- Set concrete, attainable goals. Just like with a tailored nutrition program, you’re not going to hit your targets with running until you know exactly what your targets are. I’m a long-term kind of person; I prefer yearly mileage goals to keep myself motivated (my goal for 2015 is 300mi total, up from a 2014 goal of 200mi). That breaks down into monthly and weekly mileage goals so I can stay on track, and makes for a great feeling of accomplishment at the end of the year. This year I also have a goal to get my mile down under 7 minutes – a tough, but attainable benchmark.
- Set minimums to ensure quality workouts. Right now a mile may seem like a lot, but a year from now, you’ll think a mile is chump change. The only way to make that happen is to ensure you run more than a mile, every time you run. Though I remember when I first started on the treadmill, I was downright huffing and puffing to finish a mile, now I can typically clean up a quick 5 miles in 45min or less on the treadmill, and still be breathing normally. It’s possible.
- Listen to your body. Self-aware athletes (even amateurs) know that there is a difference between “good pain” and “bad pain.” A steady leg burn during the run and jelly legs or soreness afterward are normal for runners, but a sharp joint or foot pain or a “tweaked” feeling in the leg or knee muscles is a sign you should rest and ice for awhile. Running is a high-impact sport for your legs, so it’s easy for injuries to intensify quickly, especially if you’re new and have less-than-perfect form.
- Do your homework. Running is a skill that takes a long time to master. Even if you’re already pretty fast, there’s always room for form improvement, and it gets exponentially more difficult to hold your form as you get more tired, say, around mile 10 of a half marathon in 95-degree summer heat. Even with two solid years of running experience under my belt, I still consider my form to be pretty sloppy. Read up on running form and function as much as possible, and I guarantee you’ll start noticing ways you can improve your own stride. I love Competitor and Active Network right now.
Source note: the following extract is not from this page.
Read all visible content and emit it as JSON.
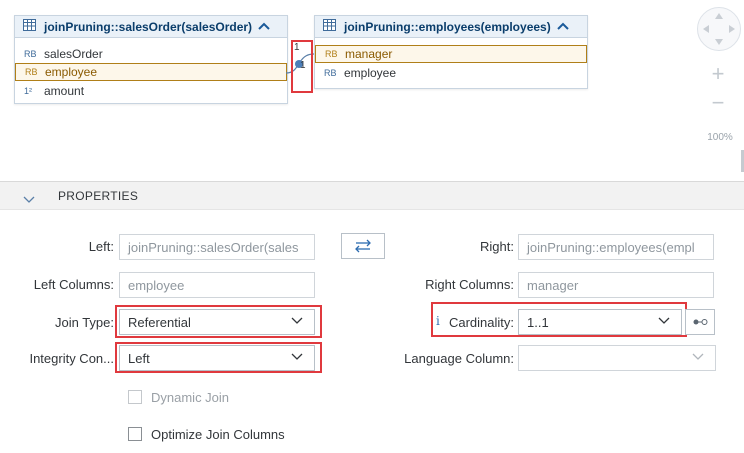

If you don’t know what the heck these people are talking about right now, wait until you have a a few dozen more miles completed and you might start to catch their drift.
Hope this is at least somewhat insightful and inspires at least one person to get out and run today! **As long as it’s over a mile!